In order to make this clear, we are adding a feature to our MLAs’ report card: in addition to the legislator’s personal rating, we will also give you the voter’s perception of his/her party’s prospects for that seat. The two, as you will see, may often not match.

There’s yet another apparent anomaly and it’s demonstrated best by Chief Minister Sheila Dikshit’s report card. When Delhi was asked who it thought would be the best chief minister, it voted overwhelmingly in her favour. But in her own constituency, she gets a ‘B’ for her performance as an MLA. For somebody rated so highly as a chief ministerial candidate, this rating is poor. But there’s a reason for it: voters understand that the two jobs are different. And their ratings reflect this.

The views of the voters interviewed in the course of the HT-CSDS Survey are also truly representative. Take Ambedkar Nagar: 195 people spread across 20 localities were interviewed; 50 per cent were women; 25 per cent were illiterate; 23 per cent were graduates; 32 per cent were upper caste Hindus; there were 37 per cent Dalits.
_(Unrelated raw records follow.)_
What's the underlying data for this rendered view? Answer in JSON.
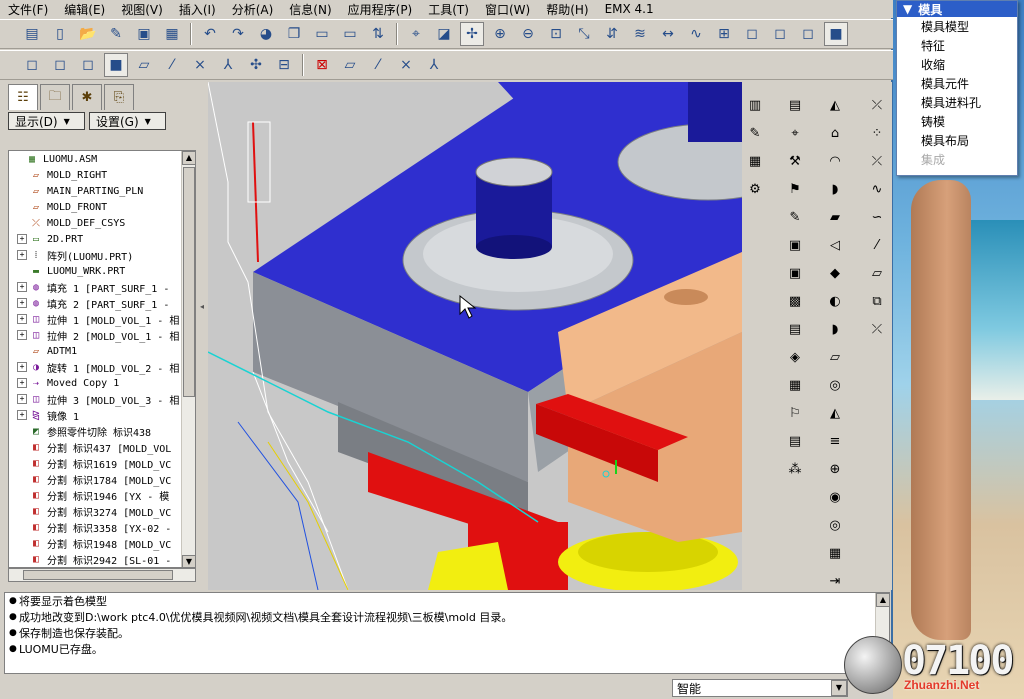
{
  "menubar": {
    "items": [
      "文件(F)",
      "编辑(E)",
      "视图(V)",
      "插入(I)",
      "分析(A)",
      "信息(N)",
      "应用程序(P)",
      "工具(T)",
      "窗口(W)",
      "帮助(H)",
      "EMX 4.1"
    ]
  },
  "panel": {
    "show_label": "显示(D)",
    "settings_label": "设置(G)"
  },
  "tree": {
    "items": [
      {
        "label": "LUOMU.ASM",
        "expander": "",
        "icon": "assembly-icon"
      },
      {
        "label": "MOLD_RIGHT",
        "expander": "",
        "icon": "datum-plane-icon"
      },
      {
        "label": "MAIN_PARTING_PLN",
        "expander": "",
        "icon": "datum-plane-icon"
      },
      {
        "label": "MOLD_FRONT",
        "expander": "",
        "icon": "datum-plane-icon"
      },
      {
        "label": "MOLD_DEF_CSYS",
        "expander": "",
        "icon": "csys-icon"
      },
      {
        "label": "2D.PRT",
        "expander": "+",
        "icon": "part-icon"
      },
      {
        "label": "阵列(LUOMU.PRT)",
        "expander": "+",
        "icon": "pattern-icon"
      },
      {
        "label": "LUOMU_WRK.PRT",
        "expander": "",
        "icon": "workpiece-icon"
      },
      {
        "label": "填充 1 [PART_SURF_1 -",
        "expander": "+",
        "icon": "fill-icon"
      },
      {
        "label": "填充 2 [PART_SURF_1 -",
        "expander": "+",
        "icon": "fill-icon"
      },
      {
        "label": "拉伸 1 [MOLD_VOL_1 - 相",
        "expander": "+",
        "icon": "extrude-icon"
      },
      {
        "label": "拉伸 2 [MOLD_VOL_1 - 相",
        "expander": "+",
        "icon": "extrude-icon"
      },
      {
        "label": "ADTM1",
        "expander": "",
        "icon": "datum-plane-icon"
      },
      {
        "label": "旋转 1 [MOLD_VOL_2 - 相",
        "expander": "+",
        "icon": "revolve-icon"
      },
      {
        "label": "Moved Copy 1",
        "expander": "+",
        "icon": "move-copy-icon"
      },
      {
        "label": "拉伸 3 [MOLD_VOL_3 - 相",
        "expander": "+",
        "icon": "extrude-icon"
      },
      {
        "label": "镜像 1",
        "expander": "+",
        "icon": "mirror-icon"
      },
      {
        "label": "参照零件切除 标识438",
        "expander": "",
        "icon": "ref-cut-icon"
      },
      {
        "label": "分割 标识437 [MOLD_VOL",
        "expander": "",
        "icon": "split-icon"
      },
      {
        "label": "分割 标识1619 [MOLD_VC",
        "expander": "",
        "icon": "split-icon"
      },
      {
        "label": "分割 标识1784 [MOLD_VC",
        "expander": "",
        "icon": "split-icon"
      },
      {
        "label": "分割 标识1946 [YX - 模",
        "expander": "",
        "icon": "split-icon"
      },
      {
        "label": "分割 标识3274 [MOLD_VC",
        "expander": "",
        "icon": "split-icon"
      },
      {
        "label": "分割 标识3358 [YX-02 -",
        "expander": "",
        "icon": "split-icon"
      },
      {
        "label": "分割 标识1948 [MOLD_VC",
        "expander": "",
        "icon": "split-icon"
      },
      {
        "label": "分割 标识2942 [SL-01 -",
        "expander": "",
        "icon": "split-icon"
      }
    ]
  },
  "messages": [
    "将要显示着色模型",
    "成功地改变到D:\\work ptc4.0\\优优模具视频网\\视频文档\\模具全套设计流程视频\\三板模\\mold 目录。",
    "保存制造也保存装配。",
    "LUOMU已存盘。"
  ],
  "status": {
    "filter_value": "智能"
  },
  "mold_menu": {
    "header": "模具",
    "items": [
      "模具模型",
      "特征",
      "收缩",
      "模具元件",
      "模具进料孔",
      "铸模",
      "模具布局"
    ],
    "disabled_item": "集成"
  },
  "watermark": {
    "number": "07100",
    "site": "Zhuanzhi.Net"
  },
  "colors": {
    "mold_plate_top": "#2f2fcf",
    "mold_plate_side": "#8b8f96",
    "slider_red": "#e01010",
    "core_tan": "#f2b98a",
    "gear_yellow": "#f2ee10",
    "boss_blue": "#1a1a9a",
    "menu_header": "#2c5ec8"
  }
}
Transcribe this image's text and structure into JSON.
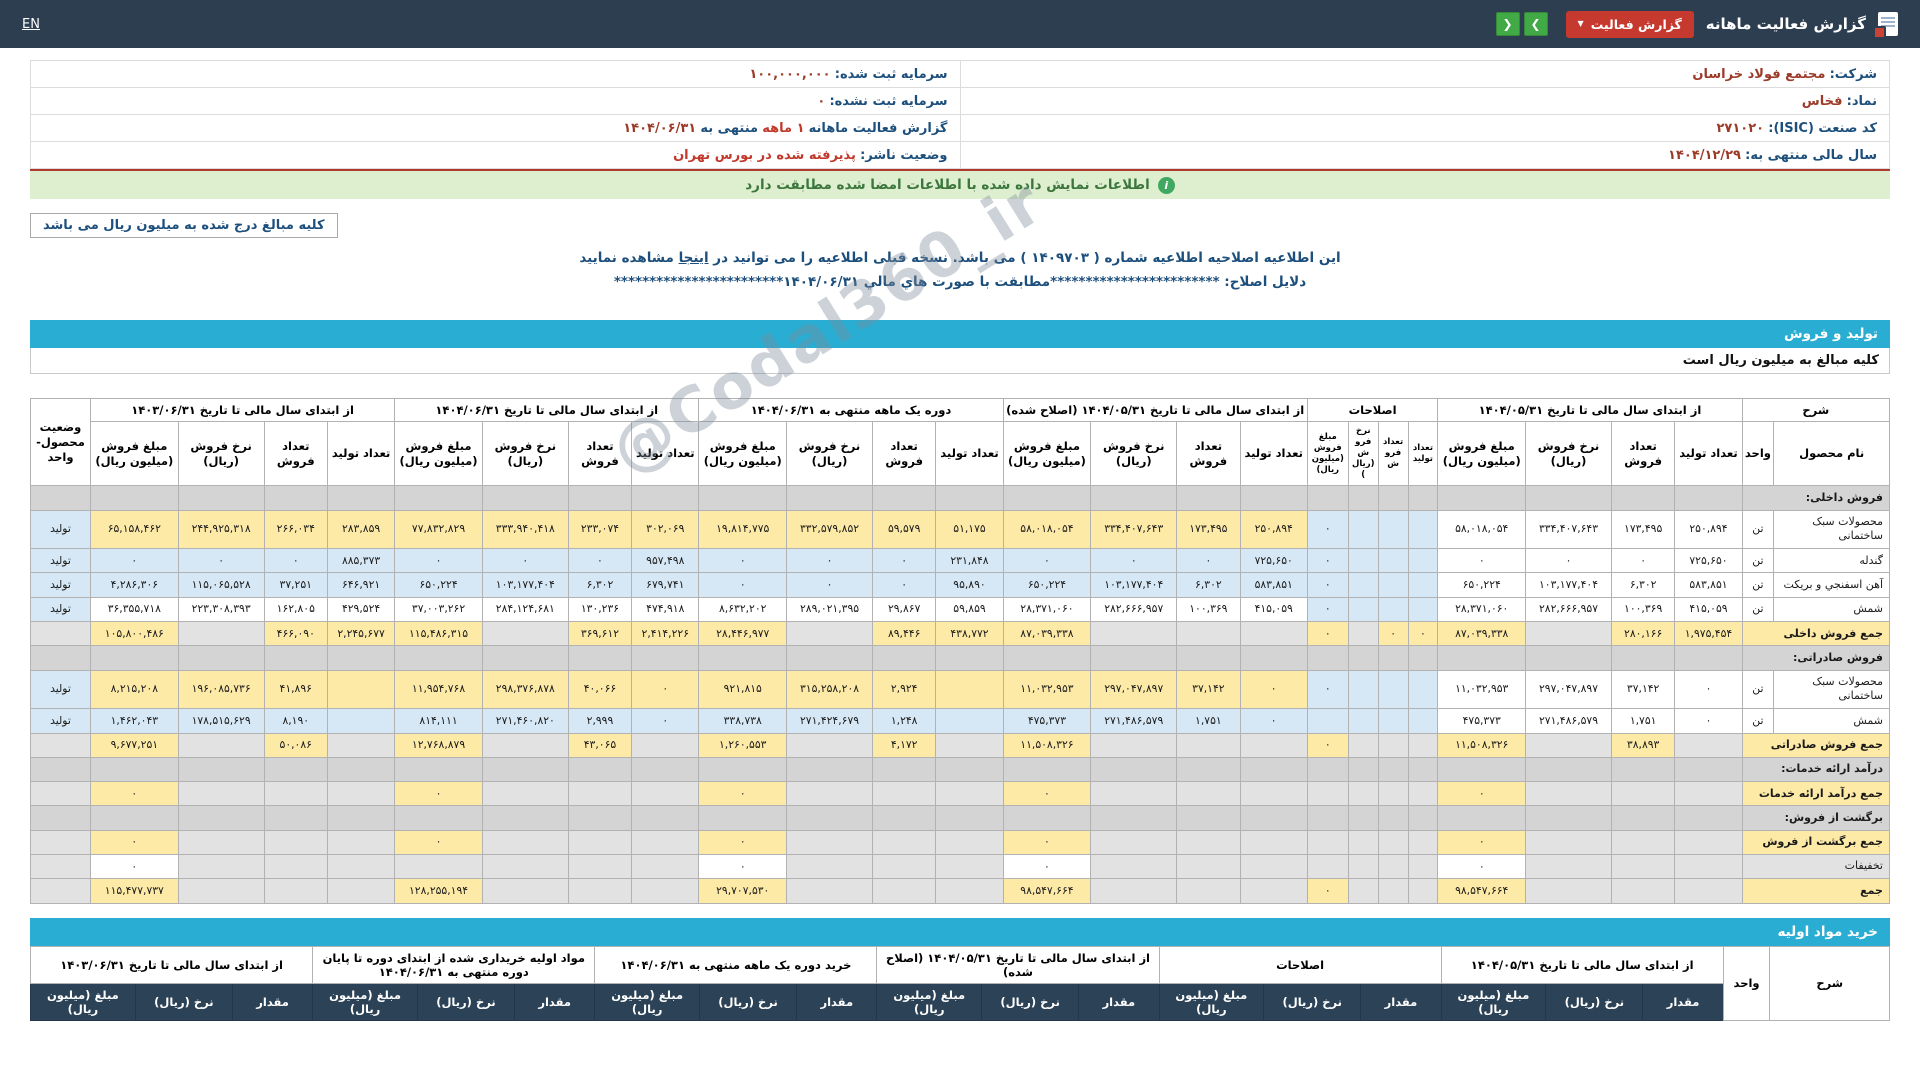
{
  "topbar": {
    "en_label": "EN",
    "title": "گزارش فعالیت ماهانه",
    "badge_label": "گزارش فعالیت"
  },
  "icons": {
    "caret_down": "▼",
    "chevron_left": "❮",
    "chevron_right": "❯",
    "info": "i"
  },
  "watermark": "@Codal360_ir",
  "info": {
    "company_label": "شرکت:",
    "company_value": "مجتمع فولاد خراسان",
    "capital_reg_label": "سرمایه ثبت شده:",
    "capital_reg_value": "۱۰۰,۰۰۰,۰۰۰",
    "symbol_label": "نماد:",
    "symbol_value": "فخاس",
    "capital_unreg_label": "سرمایه ثبت نشده:",
    "capital_unreg_value": "۰",
    "isic_label": "کد صنعت (ISIC):",
    "isic_value": "۲۷۱۰۲۰",
    "report_label": "گزارش فعالیت ماهانه",
    "report_period": "۱ ماهه",
    "report_until": "منتهی به",
    "report_date": "۱۴۰۴/۰۶/۳۱",
    "fiscal_label": "سال مالی منتهی به:",
    "fiscal_value": "۱۴۰۴/۱۲/۲۹",
    "status_label": "وضعیت ناشر:",
    "status_value": "پذیرفته شده در بورس تهران"
  },
  "green_bar": {
    "text": "اطلاعات نمایش داده شده با اطلاعات امضا شده مطابقت دارد"
  },
  "amounts_note": "کلیه مبالغ درج شده به میلیون ریال می باشد",
  "correction_notice": {
    "part1": "این اطلاعیه اصلاحیه اطلاعیه شماره (",
    "number": "۱۴۰۹۷۰۳",
    "part2": ") می باشد. نسخه قبلی اطلاعیه را می توانید در",
    "link": "اینجا",
    "part3": "مشاهده نمایید"
  },
  "correction_reasons": {
    "label": "دلایل اصلاح:",
    "text": "************************مطابقت با صورت هاي مالي ۱۴۰۴/۰۶/۳۱************************"
  },
  "production_table": {
    "title_bar": "تولید و فروش",
    "note_row": "کلیه مبالغ به میلیون ریال است",
    "header": {
      "desc": "شرح",
      "product": "نام محصول",
      "unit": "واحد",
      "status": "وضعیت محصول-واحد",
      "groups": [
        "از ابتدای سال مالی تا تاریخ ۱۴۰۴/۰۵/۳۱",
        "اصلاحات",
        "از ابتدای سال مالی تا تاریخ ۱۴۰۴/۰۵/۳۱ (اصلاح شده)",
        "دوره یک ماهه منتهی به ۱۴۰۴/۰۶/۳۱",
        "از ابتدای سال مالی تا تاریخ ۱۴۰۴/۰۶/۳۱",
        "از ابتدای سال مالی تا تاریخ ۱۴۰۳/۰۶/۳۱"
      ],
      "subcols": [
        "تعداد تولید",
        "تعداد فروش",
        "نرخ فروش (ریال)",
        "مبلغ فروش (میلیون ریال)"
      ]
    },
    "rows": [
      {
        "type": "section",
        "label": "فروش داخلی:"
      },
      {
        "type": "data",
        "tone": "y",
        "label": "محصولات سبک ساختمانی",
        "unit": "تن",
        "status": "تولید",
        "cells": [
          "۲۵۰,۸۹۴",
          "۱۷۳,۴۹۵",
          "۳۳۴,۴۰۷,۶۴۳",
          "۵۸,۰۱۸,۰۵۴",
          "",
          "",
          "",
          "۰",
          "۲۵۰,۸۹۴",
          "۱۷۳,۴۹۵",
          "۳۳۴,۴۰۷,۶۴۳",
          "۵۸,۰۱۸,۰۵۴",
          "۵۱,۱۷۵",
          "۵۹,۵۷۹",
          "۳۳۲,۵۷۹,۸۵۲",
          "۱۹,۸۱۴,۷۷۵",
          "۳۰۲,۰۶۹",
          "۲۳۳,۰۷۴",
          "۳۳۳,۹۴۰,۴۱۸",
          "۷۷,۸۳۲,۸۲۹",
          "۲۸۳,۸۵۹",
          "۲۶۶,۰۳۴",
          "۲۴۴,۹۲۵,۳۱۸",
          "۶۵,۱۵۸,۴۶۲"
        ]
      },
      {
        "type": "data",
        "tone": "b",
        "label": "گندله",
        "unit": "تن",
        "status": "تولید",
        "cells": [
          "۷۲۵,۶۵۰",
          "۰",
          "۰",
          "۰",
          "",
          "",
          "",
          "۰",
          "۷۲۵,۶۵۰",
          "۰",
          "۰",
          "۰",
          "۲۳۱,۸۴۸",
          "۰",
          "۰",
          "۰",
          "۹۵۷,۴۹۸",
          "۰",
          "۰",
          "۰",
          "۸۸۵,۳۷۳",
          "۰",
          "۰",
          "۰"
        ]
      },
      {
        "type": "data",
        "tone": "b",
        "label": "آهن اسفنجي و بریکت",
        "unit": "تن",
        "status": "تولید",
        "cells": [
          "۵۸۳,۸۵۱",
          "۶,۳۰۲",
          "۱۰۳,۱۷۷,۴۰۴",
          "۶۵۰,۲۲۴",
          "",
          "",
          "",
          "۰",
          "۵۸۳,۸۵۱",
          "۶,۳۰۲",
          "۱۰۳,۱۷۷,۴۰۴",
          "۶۵۰,۲۲۴",
          "۹۵,۸۹۰",
          "۰",
          "۰",
          "۰",
          "۶۷۹,۷۴۱",
          "۶,۳۰۲",
          "۱۰۳,۱۷۷,۴۰۴",
          "۶۵۰,۲۲۴",
          "۶۴۶,۹۲۱",
          "۳۷,۲۵۱",
          "۱۱۵,۰۶۵,۵۲۸",
          "۴,۲۸۶,۳۰۶"
        ]
      },
      {
        "type": "data",
        "tone": "w",
        "label": "شمش",
        "unit": "تن",
        "status": "تولید",
        "cells": [
          "۴۱۵,۰۵۹",
          "۱۰۰,۳۶۹",
          "۲۸۲,۶۶۶,۹۵۷",
          "۲۸,۳۷۱,۰۶۰",
          "",
          "",
          "",
          "۰",
          "۴۱۵,۰۵۹",
          "۱۰۰,۳۶۹",
          "۲۸۲,۶۶۶,۹۵۷",
          "۲۸,۳۷۱,۰۶۰",
          "۵۹,۸۵۹",
          "۲۹,۸۶۷",
          "۲۸۹,۰۲۱,۳۹۵",
          "۸,۶۳۲,۲۰۲",
          "۴۷۴,۹۱۸",
          "۱۳۰,۲۳۶",
          "۲۸۴,۱۲۴,۶۸۱",
          "۳۷,۰۰۳,۲۶۲",
          "۴۲۹,۵۲۴",
          "۱۶۲,۸۰۵",
          "۲۲۳,۳۰۸,۳۹۳",
          "۳۶,۳۵۵,۷۱۸"
        ]
      },
      {
        "type": "sum",
        "label": "جمع فروش داخلی",
        "cells": [
          "۱,۹۷۵,۴۵۴",
          "۲۸۰,۱۶۶",
          "",
          "۸۷,۰۳۹,۳۳۸",
          "۰",
          "۰",
          "",
          "۰",
          "",
          "",
          "",
          "۸۷,۰۳۹,۳۳۸",
          "۴۳۸,۷۷۲",
          "۸۹,۴۴۶",
          "",
          "۲۸,۴۴۶,۹۷۷",
          "۲,۴۱۴,۲۲۶",
          "۳۶۹,۶۱۲",
          "",
          "۱۱۵,۴۸۶,۳۱۵",
          "۲,۲۴۵,۶۷۷",
          "۴۶۶,۰۹۰",
          "",
          "۱۰۵,۸۰۰,۴۸۶"
        ]
      },
      {
        "type": "section",
        "label": "فروش صادراتی:"
      },
      {
        "type": "data",
        "tone": "y",
        "label": "محصولات سبک ساختمانی",
        "unit": "تن",
        "status": "تولید",
        "cells": [
          "۰",
          "۳۷,۱۴۲",
          "۲۹۷,۰۴۷,۸۹۷",
          "۱۱,۰۳۲,۹۵۳",
          "",
          "",
          "",
          "۰",
          "۰",
          "۳۷,۱۴۲",
          "۲۹۷,۰۴۷,۸۹۷",
          "۱۱,۰۳۲,۹۵۳",
          "",
          "۲,۹۲۴",
          "۳۱۵,۲۵۸,۲۰۸",
          "۹۲۱,۸۱۵",
          "۰",
          "۴۰,۰۶۶",
          "۲۹۸,۳۷۶,۸۷۸",
          "۱۱,۹۵۴,۷۶۸",
          "",
          "۴۱,۸۹۶",
          "۱۹۶,۰۸۵,۷۳۶",
          "۸,۲۱۵,۲۰۸"
        ]
      },
      {
        "type": "data",
        "tone": "b",
        "label": "شمش",
        "unit": "تن",
        "status": "تولید",
        "cells": [
          "۰",
          "۱,۷۵۱",
          "۲۷۱,۴۸۶,۵۷۹",
          "۴۷۵,۳۷۳",
          "",
          "",
          "",
          "",
          "۰",
          "۱,۷۵۱",
          "۲۷۱,۴۸۶,۵۷۹",
          "۴۷۵,۳۷۳",
          "",
          "۱,۲۴۸",
          "۲۷۱,۴۲۴,۶۷۹",
          "۳۳۸,۷۳۸",
          "۰",
          "۲,۹۹۹",
          "۲۷۱,۴۶۰,۸۲۰",
          "۸۱۴,۱۱۱",
          "",
          "۸,۱۹۰",
          "۱۷۸,۵۱۵,۶۲۹",
          "۱,۴۶۲,۰۴۳"
        ]
      },
      {
        "type": "sum",
        "label": "جمع فروش صادراتی",
        "cells": [
          "",
          "۳۸,۸۹۳",
          "",
          "۱۱,۵۰۸,۳۲۶",
          "",
          "",
          "",
          "۰",
          "",
          "",
          "",
          "۱۱,۵۰۸,۳۲۶",
          "",
          "۴,۱۷۲",
          "",
          "۱,۲۶۰,۵۵۳",
          "",
          "۴۳,۰۶۵",
          "",
          "۱۲,۷۶۸,۸۷۹",
          "",
          "۵۰,۰۸۶",
          "",
          "۹,۶۷۷,۲۵۱"
        ]
      },
      {
        "type": "section",
        "label": "درآمد ارائه خدمات:"
      },
      {
        "type": "sum",
        "label": "جمع درآمد ارائه خدمات",
        "cells": [
          "",
          "",
          "",
          "۰",
          "",
          "",
          "",
          "",
          "",
          "",
          "",
          "۰",
          "",
          "",
          "",
          "۰",
          "",
          "",
          "",
          "۰",
          "",
          "",
          "",
          "۰"
        ]
      },
      {
        "type": "section",
        "label": "برگشت از فروش:"
      },
      {
        "type": "sum",
        "label": "جمع برگشت از فروش",
        "cells": [
          "",
          "",
          "",
          "۰",
          "",
          "",
          "",
          "",
          "",
          "",
          "",
          "۰",
          "",
          "",
          "",
          "۰",
          "",
          "",
          "",
          "۰",
          "",
          "",
          "",
          "۰"
        ]
      },
      {
        "type": "disc",
        "label": "تخفیفات",
        "cells": [
          "",
          "",
          "",
          "۰",
          "",
          "",
          "",
          "",
          "",
          "",
          "",
          "۰",
          "",
          "",
          "",
          "۰",
          "",
          "",
          "",
          "",
          "",
          "",
          "",
          "۰"
        ]
      },
      {
        "type": "sum",
        "label": "جمع",
        "cells": [
          "",
          "",
          "",
          "۹۸,۵۴۷,۶۶۴",
          "",
          "",
          "",
          "۰",
          "",
          "",
          "",
          "۹۸,۵۴۷,۶۶۴",
          "",
          "",
          "",
          "۲۹,۷۰۷,۵۳۰",
          "",
          "",
          "",
          "۱۲۸,۲۵۵,۱۹۴",
          "",
          "",
          "",
          "۱۱۵,۴۷۷,۷۳۷"
        ]
      }
    ]
  },
  "purchase_table": {
    "title_bar": "خرید مواد اولیه",
    "header": {
      "desc": "شرح",
      "unit": "واحد",
      "groups": [
        "از ابتدای سال مالی تا تاریخ ۱۴۰۴/۰۵/۳۱",
        "اصلاحات",
        "از ابتدای سال مالی تا تاریخ ۱۴۰۴/۰۵/۳۱ (اصلاح شده)",
        "خرید دوره یک ماهه منتهی به ۱۴۰۴/۰۶/۳۱",
        "مواد اولیه خریداری شده از ابتدای دوره تا پایان دوره منتهی به ۱۴۰۴/۰۶/۳۱",
        "از ابتدای سال مالی تا تاریخ ۱۴۰۳/۰۶/۳۱"
      ],
      "subcols": [
        "مقدار",
        "نرخ (ریال)",
        "مبلغ (میلیون ریال)"
      ]
    }
  }
}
These percentages mirror, almost exactly, the whole constituency’s voter composition.

This is true of every constituency that we have covered. It required no special effort on our part — that’s the beauty of random sampling done on such a large scale.

It’s also why we are confident that the HT-CSDS Survey will continue to inform the reader better than any other survey. Which is why you should watch this space.